NEW TECHNOLOGIES TO PROCESS VALUE-ADDED, HEALTHY FOODS FROM FRUITS AND VEGETABLES
Location: Processed Foods Research
Title: CATALYTIC INFRARED DEHYDRATION OF ONIONS
| Gabel, Michael - UC DAVIS, DAVIS, CA |
| Amaratunga, K.S.P. - UC DAVIS, DAVIS, CA |
| Harris, Linda - UC DAVIS, DAVIS, CA |
| Thompson, James - UC DAVIS, DAVIS, CA |
Submitted to: Journal of Food Science
Publication Type: Peer Reviewed Journal
Publication Acceptance Date: August 21, 2006
Publication Date: October 1, 2006
Citation: Gabel, M., Pan, Z., Amaratunga, K., Harris, L.J., Thompson, J.H. 2006. Catalytic infrared dehydration of onions. Journal of Food Science. V71(9):E351-E357.
Interpretive Summary: Infrared radiation as an energy efficient heating method was studied for drying onions. The drying rates and qualities of sliced onions were measured and compared under both infrared drying and hot air drying. Infrared drying showed a significant higher drying rate than hot air and is recommended to be used in the early stage of onion drying.

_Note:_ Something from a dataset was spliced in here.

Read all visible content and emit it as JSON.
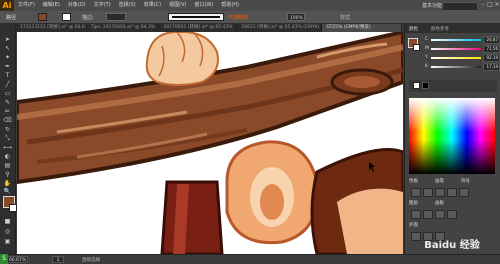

Dehydrated onions are commonly dried with convection heating which is inefficient and costly. This study compared the drying and quality characteristics of onion dried with catalytic infrared (CIR) heating and forced air convection (FAC) heating. Sliced high solids onions were dehydrated under nine conditions: CIR heating with and without air recirculation, and FAC, each operated at 60, 70 and 80°C. In general, CIR both with and without air recirculation had higher maximum drying rates, shorter drying times and greater drying constants than FAC. Dried onion quality, measured as pungency degradation, was similar for both the drying methods at 60°C and 70°C. The color analysis showed better product color (whiter and less yellow) at lower temperatures for CIR and higher temperatures for FAC. The browning could have been caused by the higher heat intensities of the CIR heating and longer process times of FAC drying. Aerobic plate counts and coliform counts were not significantly different for either product from the CIR or FAC drying. However, samples dried by the CIR had significantly lower yeast and mold counts than those dried by the FAC. It is recommended that CIR be used in the early stages of onion drying.